(Excerpts from an interface dataset)
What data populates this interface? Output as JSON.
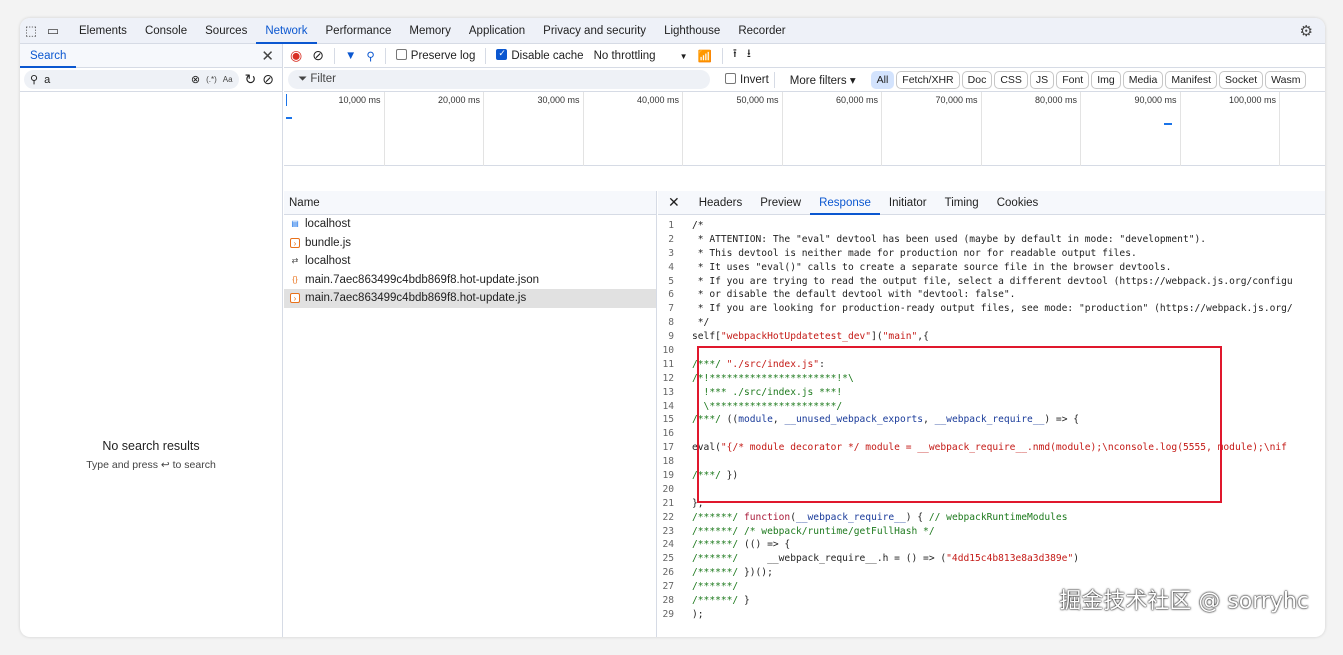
{
  "tabs": [
    "Elements",
    "Console",
    "Sources",
    "Network",
    "Performance",
    "Memory",
    "Application",
    "Privacy and security",
    "Lighthouse",
    "Recorder"
  ],
  "active_tab": "Network",
  "search": {
    "title": "Search",
    "query": "a",
    "regex": "(.*)",
    "case": "Aa",
    "empty_title": "No search results",
    "empty_hint": "Type and press ↩ to search"
  },
  "toolbar": {
    "preserve_log": "Preserve log",
    "preserve_checked": false,
    "disable_cache": "Disable cache",
    "disable_checked": true,
    "throttling": "No throttling"
  },
  "filter": {
    "placeholder": "Filter",
    "invert": "Invert",
    "more_filters": "More filters ▾",
    "chips": [
      "All",
      "Fetch/XHR",
      "Doc",
      "CSS",
      "JS",
      "Font",
      "Img",
      "Media",
      "Manifest",
      "Socket",
      "Wasm"
    ]
  },
  "timeline": [
    "10,000 ms",
    "20,000 ms",
    "30,000 ms",
    "40,000 ms",
    "50,000 ms",
    "60,000 ms",
    "70,000 ms",
    "80,000 ms",
    "90,000 ms",
    "100,000 ms"
  ],
  "requests": {
    "header": "Name",
    "items": [
      {
        "name": "localhost",
        "icon": "document-icon"
      },
      {
        "name": "bundle.js",
        "icon": "script-icon"
      },
      {
        "name": "localhost",
        "icon": "websocket-icon"
      },
      {
        "name": "main.7aec863499c4bdb869f8.hot-update.json",
        "icon": "json-icon"
      },
      {
        "name": "main.7aec863499c4bdb869f8.hot-update.js",
        "icon": "script-icon",
        "selected": true
      }
    ]
  },
  "detail_tabs": [
    "Headers",
    "Preview",
    "Response",
    "Initiator",
    "Timing",
    "Cookies"
  ],
  "active_detail_tab": "Response",
  "code": [
    [
      [
        "p",
        "/*"
      ]
    ],
    [
      [
        "p",
        " * ATTENTION: The \"eval\" devtool has been used (maybe by default in mode: \"development\").\n"
      ]
    ],
    [
      [
        "p",
        " * This devtool is neither made for production nor for readable output files."
      ]
    ],
    [
      [
        "p",
        " * It uses \"eval()\" calls to create a separate source file in the browser devtools."
      ]
    ],
    [
      [
        "p",
        " * If you are trying to read the output file, select a different devtool (https://webpack.js.org/configu"
      ]
    ],
    [
      [
        "p",
        " * or disable the default devtool with \"devtool: false\"."
      ]
    ],
    [
      [
        "p",
        " * If you are looking for production-ready output files, see mode: \"production\" (https://webpack.js.org/"
      ]
    ],
    [
      [
        "p",
        " */"
      ]
    ],
    [
      [
        "p",
        "self["
      ],
      [
        "s",
        "\"webpackHotUpdatetest_dev\""
      ],
      [
        "p",
        "]("
      ],
      [
        "s",
        "\"main\""
      ],
      [
        "p",
        ",{"
      ]
    ],
    [
      [
        "p",
        ""
      ]
    ],
    [
      [
        "c",
        "/***/ "
      ],
      [
        "s",
        "\"./src/index.js\""
      ],
      [
        "p",
        ":"
      ]
    ],
    [
      [
        "c",
        "/*!**********************!*\\"
      ]
    ],
    [
      [
        "c",
        "  !*** ./src/index.js ***!"
      ]
    ],
    [
      [
        "c",
        "  \\**********************/"
      ]
    ],
    [
      [
        "c",
        "/***/ "
      ],
      [
        "p",
        "(("
      ],
      [
        "i",
        "module"
      ],
      [
        "p",
        ", "
      ],
      [
        "i",
        "__unused_webpack_exports"
      ],
      [
        "p",
        ", "
      ],
      [
        "i",
        "__webpack_require__"
      ],
      [
        "p",
        ") => {"
      ]
    ],
    [
      [
        "p",
        ""
      ]
    ],
    [
      [
        "p",
        "eval("
      ],
      [
        "s",
        "\"{/* module decorator */ module = __webpack_require__.nmd(module);\\nconsole.log(5555, module);\\nif"
      ]
    ],
    [
      [
        "p",
        ""
      ]
    ],
    [
      [
        "c",
        "/***/ "
      ],
      [
        "p",
        "})"
      ]
    ],
    [
      [
        "p",
        ""
      ]
    ],
    [
      [
        "p",
        "},"
      ]
    ],
    [
      [
        "c",
        "/******/ "
      ],
      [
        "k",
        "function"
      ],
      [
        "p",
        "("
      ],
      [
        "i",
        "__webpack_require__"
      ],
      [
        "p",
        ") { "
      ],
      [
        "c",
        "// webpackRuntimeModules"
      ]
    ],
    [
      [
        "c",
        "/******/ /* webpack/runtime/getFullHash */"
      ]
    ],
    [
      [
        "c",
        "/******/ "
      ],
      [
        "p",
        "(() => {"
      ]
    ],
    [
      [
        "c",
        "/******/ "
      ],
      [
        "p",
        "    __webpack_require__.h = () => ("
      ],
      [
        "s",
        "\"4dd15c4b813e8a3d389e\""
      ],
      [
        "p",
        ")"
      ]
    ],
    [
      [
        "c",
        "/******/ "
      ],
      [
        "p",
        "})();"
      ]
    ],
    [
      [
        "c",
        "/******/"
      ]
    ],
    [
      [
        "c",
        "/******/ "
      ],
      [
        "p",
        "}"
      ]
    ],
    [
      [
        "p",
        ");"
      ]
    ]
  ],
  "watermark": "掘金技术社区 @ sorryhc"
}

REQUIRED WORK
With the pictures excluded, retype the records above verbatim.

EXERCISE ANSWER
What data populates this interface? Output as JSON.
{
  "tabs": [
    "Elements",
    "Console",
    "Sources",
    "Network",
    "Performance",
    "Memory",
    "Application",
    "Privacy and security",
    "Lighthouse",
    "Recorder"
  ],
  "active_tab": "Network",
  "search": {
    "title": "Search",
    "query": "a",
    "regex": "(.*)",
    "case": "Aa",
    "empty_title": "No search results",
    "empty_hint": "Type and press ↩ to search"
  },
  "toolbar": {
    "preserve_log": "Preserve log",
    "preserve_checked": false,
    "disable_cache": "Disable cache",
    "disable_checked": true,
    "throttling": "No throttling"
  },
  "filter": {
    "placeholder": "Filter",
    "invert": "Invert",
    "more_filters": "More filters ▾",
    "chips": [
      "All",
      "Fetch/XHR",
      "Doc",
      "CSS",
      "JS",
      "Font",
      "Img",
      "Media",
      "Manifest",
      "Socket",
      "Wasm"
    ]
  },
  "timeline": [
    "10,000 ms",
    "20,000 ms",
    "30,000 ms",
    "40,000 ms",
    "50,000 ms",
    "60,000 ms",
    "70,000 ms",
    "80,000 ms",
    "90,000 ms",
    "100,000 ms"
  ],
  "requests": {
    "header": "Name",
    "items": [
      {
        "name": "localhost",
        "icon": "document-icon"
      },
      {
        "name": "bundle.js",
        "icon": "script-icon"
      },
      {
        "name": "localhost",
        "icon": "websocket-icon"
      },
      {
        "name": "main.7aec863499c4bdb869f8.hot-update.json",
        "icon": "json-icon"
      },
      {
        "name": "main.7aec863499c4bdb869f8.hot-update.js",
        "icon": "script-icon",
        "selected": true
      }
    ]
  },
  "detail_tabs": [
    "Headers",
    "Preview",
    "Response",
    "Initiator",
    "Timing",
    "Cookies"
  ],
  "active_detail_tab": "Response",
  "code": [
    [
      [
        "p",
        "/*"
      ]
    ],
    [
      [
        "p",
        " * ATTENTION: The \"eval\" devtool has been used (maybe by default in mode: \"development\").\n"
      ]
    ],
    [
      [
        "p",
        " * This devtool is neither made for production nor for readable output files."
      ]
    ],
    [
      [
        "p",
        " * It uses \"eval()\" calls to create a separate source file in the browser devtools."
      ]
    ],
    [
      [
        "p",
        " * If you are trying to read the output file, select a different devtool (https://webpack.js.org/configu"
      ]
    ],
    [
      [
        "p",
        " * or disable the default devtool with \"devtool: false\"."
      ]
    ],
    [
      [
        "p",
        " * If you are looking for production-ready output files, see mode: \"production\" (https://webpack.js.org/"
      ]
    ],
    [
      [
        "p",
        " */"
      ]
    ],
    [
      [
        "p",
        "self["
      ],
      [
        "s",
        "\"webpackHotUpdatetest_dev\""
      ],
      [
        "p",
        "]("
      ],
      [
        "s",
        "\"main\""
      ],
      [
        "p",
        ",{"
      ]
    ],
    [
      [
        "p",
        ""
      ]
    ],
    [
      [
        "c",
        "/***/ "
      ],
      [
        "s",
        "\"./src/index.js\""
      ],
      [
        "p",
        ":"
      ]
    ],
    [
      [
        "c",
        "/*!**********************!*\\"
      ]
    ],
    [
      [
        "c",
        "  !*** ./src/index.js ***!"
      ]
    ],
    [
      [
        "c",
        "  \\**********************/"
      ]
    ],
    [
      [
        "c",
        "/***/ "
      ],
      [
        "p",
        "(("
      ],
      [
        "i",
        "module"
      ],
      [
        "p",
        ", "
      ],
      [
        "i",
        "__unused_webpack_exports"
      ],
      [
        "p",
        ", "
      ],
      [
        "i",
        "__webpack_require__"
      ],
      [
        "p",
        ") => {"
      ]
    ],
    [
      [
        "p",
        ""
      ]
    ],
    [
      [
        "p",
        "eval("
      ],
      [
        "s",
        "\"{/* module decorator */ module = __webpack_require__.nmd(module);\\nconsole.log(5555, module);\\nif"
      ]
    ],
    [
      [
        "p",
        ""
      ]
    ],
    [
      [
        "c",
        "/***/ "
      ],
      [
        "p",
        "})"
      ]
    ],
    [
      [
        "p",
        ""
      ]
    ],
    [
      [
        "p",
        "},"
      ]
    ],
    [
      [
        "c",
        "/******/ "
      ],
      [
        "k",
        "function"
      ],
      [
        "p",
        "("
      ],
      [
        "i",
        "__webpack_require__"
      ],
      [
        "p",
        ") { "
      ],
      [
        "c",
        "// webpackRuntimeModules"
      ]
    ],
    [
      [
        "c",
        "/******/ /* webpack/runtime/getFullHash */"
      ]
    ],
    [
      [
        "c",
        "/******/ "
      ],
      [
        "p",
        "(() => {"
      ]
    ],
    [
      [
        "c",
        "/******/ "
      ],
      [
        "p",
        "    __webpack_require__.h = () => ("
      ],
      [
        "s",
        "\"4dd15c4b813e8a3d389e\""
      ],
      [
        "p",
        ")"
      ]
    ],
    [
      [
        "c",
        "/******/ "
      ],
      [
        "p",
        "})();"
      ]
    ],
    [
      [
        "c",
        "/******/"
      ]
    ],
    [
      [
        "c",
        "/******/ "
      ],
      [
        "p",
        "}"
      ]
    ],
    [
      [
        "p",
        ");"
      ]
    ]
  ],
  "watermark": "掘金技术社区 @ sorryhc"
}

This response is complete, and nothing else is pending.